Anonymous said...

How do these enquiries, if you like, substantially differ from a God coloring book and box of crayons where blue represents omniscience; red, omnipotence; yellow, omnibenevolence, etc? Does the finest rendering of God in this light convince anyone of his existence; or the poorest, of his non-existence? Does any of this speak to whether or not he listens to and answers prayer? Loves us and forgives us our sins? Aids and assists in times of trouble? Speaks to the heart of mankind?

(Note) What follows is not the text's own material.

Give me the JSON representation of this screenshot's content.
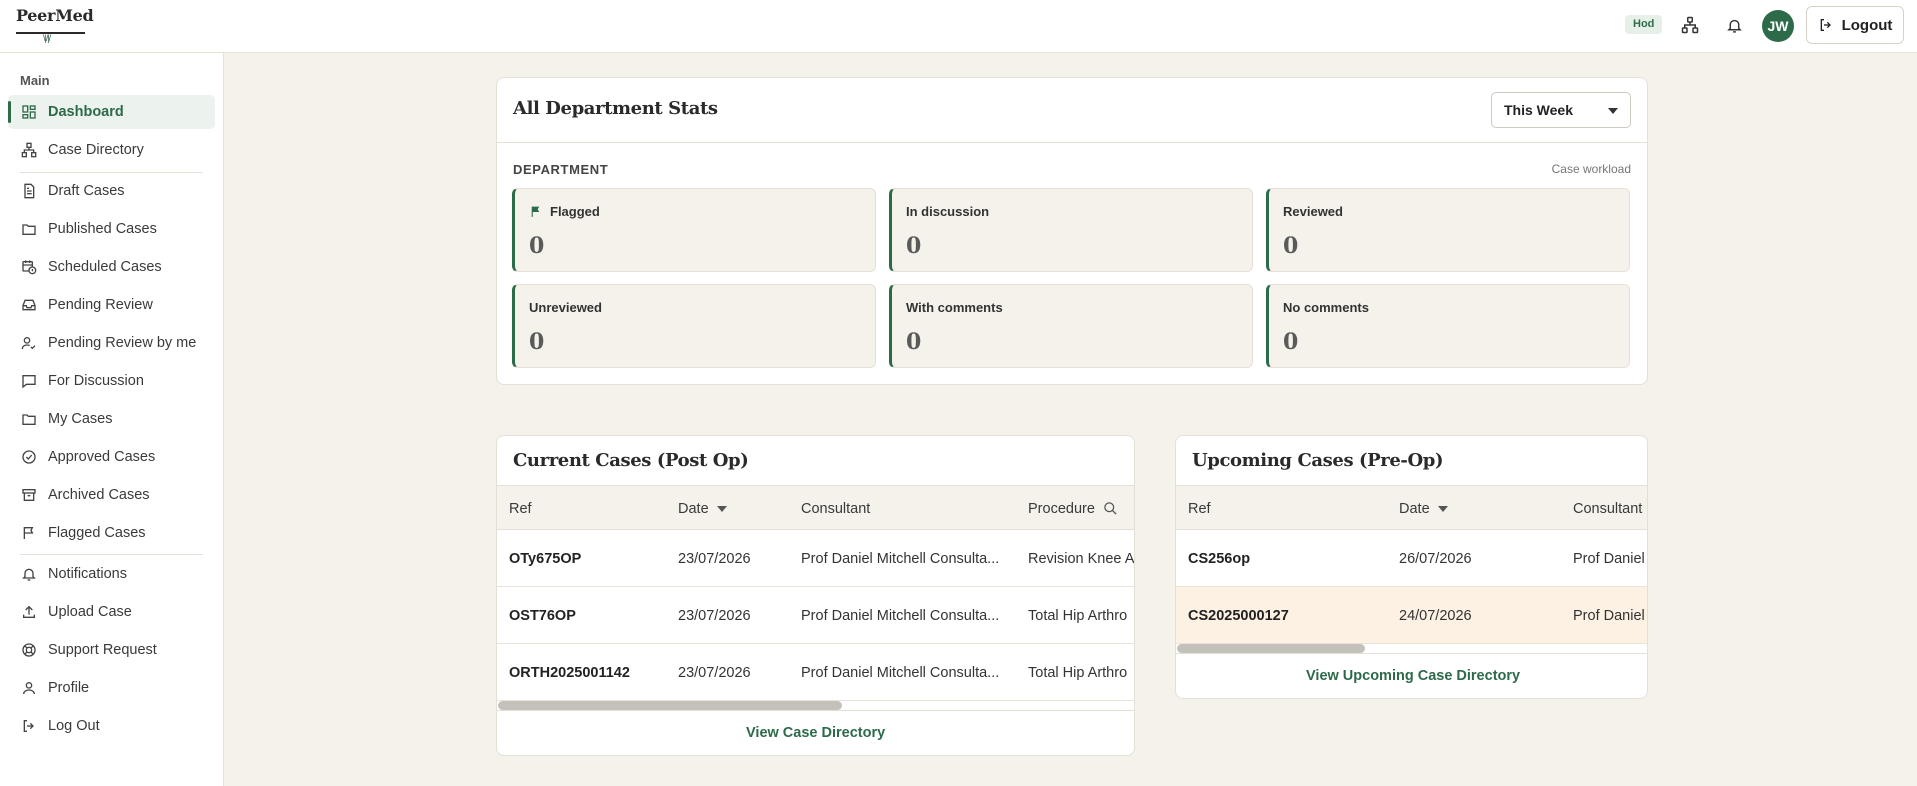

"... the more necessity any knowledge carries with it, the more there is in it of what cannot possibly be otherwise thought or represented in perception - as, for example, space relations; hence the clearer and more satisfying it is, the less is its purely objective content, or the less reality, properly so called, is given in it. And conversely, the more there is in it that must be conceived as purely accidental, the more it impresses us as given only empirically, then the more that is properly objective and truly real is there in such knowledge, and also at the same time the more that is inexplicable, in other words, the more that cannot be derived from anything else." - Schopenhauer